One quote from Daniel Kraus stood out to me during his presentation at this week's SugarCRM conference: "It's not honesty, it's marketing."
The Magnificent Seven
Naturally, the whole room chuckled. Putting my consumer shoes on, sure, it's an uncomfortable reality, but one that's being realized in all sorts of ways. Unfortunately, they're not always the right ones. As the president of a smaller company called Leading Results, Kraus had advice on building a supportive strategy for online marketing in seven steps:
It starts with defining your ideal customer. Note that this does not mean your target customer. An ideal customer is someone that is profitable, values what you do, refers you, etc.
A marketing message can be built around what these ideal customers think and feel. Kraus suggests contacting 8-10 of them and asking why they chose you. What did you do that they valued most? What is unique about your company?
Content That Educates
Next, put together a marketing overview. Like a case study, it should address FAQ from customers and prospects, talk about unique benefits, and subliminally communicate that the ideal customer is not just anybody with money. "Make it tell a story about your business," he said.
Kraus says there's a lot of missed opportunity in trials. Creating an environment for something as informative, predictable and non-threatening should lead to deeper levels of conversion.
Enter the quotes and testimonials, referrals, additional product sales, additional services, etc. These perks are especially important today given the number of highly influential venues for people to talk about how unhappy they are (Twitter, Facebook, Yelp).
Kraus suggests considering newsletters. "They aren't just for prospects," he said.
Harness the Internet and Amplify
Ah, the social media bit.
"There are 530 million people on Facebook," Kraus stated. "If it was a country, it would be the third largest in the world." Whoa.
Those numbers certainly make social media marketing important, but Kraus urges us not to think of it as a strategy unto itself.
"It must be overlaid by an entire marketing system, he continued. "If you have defined your ideal customer, then you know where to engage them on the social web. Use it as a listening post. What's being said about you?
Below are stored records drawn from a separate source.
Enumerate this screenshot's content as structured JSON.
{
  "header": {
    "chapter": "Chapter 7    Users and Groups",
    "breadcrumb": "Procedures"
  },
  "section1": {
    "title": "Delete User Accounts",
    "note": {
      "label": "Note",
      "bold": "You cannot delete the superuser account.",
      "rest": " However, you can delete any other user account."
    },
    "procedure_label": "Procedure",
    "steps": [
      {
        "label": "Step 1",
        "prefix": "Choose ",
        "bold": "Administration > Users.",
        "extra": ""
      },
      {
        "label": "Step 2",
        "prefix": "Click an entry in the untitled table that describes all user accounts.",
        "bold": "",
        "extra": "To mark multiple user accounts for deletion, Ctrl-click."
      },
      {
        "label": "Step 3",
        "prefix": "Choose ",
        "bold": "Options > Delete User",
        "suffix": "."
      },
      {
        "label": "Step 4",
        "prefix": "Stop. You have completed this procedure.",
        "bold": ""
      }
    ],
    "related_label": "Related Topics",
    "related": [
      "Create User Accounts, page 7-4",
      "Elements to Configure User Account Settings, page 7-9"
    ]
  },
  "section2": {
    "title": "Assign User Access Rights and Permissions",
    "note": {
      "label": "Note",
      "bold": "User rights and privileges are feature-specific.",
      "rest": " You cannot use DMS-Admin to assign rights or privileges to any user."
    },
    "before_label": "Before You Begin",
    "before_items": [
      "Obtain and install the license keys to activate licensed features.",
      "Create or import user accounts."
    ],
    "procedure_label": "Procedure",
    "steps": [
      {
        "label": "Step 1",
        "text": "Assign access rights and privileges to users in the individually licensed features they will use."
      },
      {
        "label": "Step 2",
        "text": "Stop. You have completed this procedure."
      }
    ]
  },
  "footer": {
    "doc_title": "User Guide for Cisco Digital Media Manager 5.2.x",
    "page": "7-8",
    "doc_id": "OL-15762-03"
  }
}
Optimize your brand assets, local profiles, online PR engines, etc."
Live by a Calendar
Monthly themes are important, as are weekly actions and deadlines. It's not just about being organized, but systematic as well.
Pants On Fire
Back to the not-honest part. Kraus says marketing has fundamentally changed in the last 5 years, and on this front we agree. We've moved from things like print ads and radio ads--outbound stuff--to blogs, white papers, and podcasts. This is because rather than companies going out to look for customers, customers are coming in to look for the companies. Why not make them feel like you're giving them your undivided attention?
It is for this reason, perhaps, that Derek Grant of Pardot deemed pre-sales engagement the most critical step in automated nurturing in Tuesday's marketing discussion. If a prospect finds you, these days it's often because they wanted to, and they want to want your service. It's not exactly lying, but it's automatically tweaking your responsiveness to match--not overwhelm--that want as it changes over the course of a business relationship.
Much like logging onto Facebook and seeing ads that specifically cater to people in your age bracket, automated marketing feels personal, almost intimate. Can you think of any better trust-gaining marketing tactics?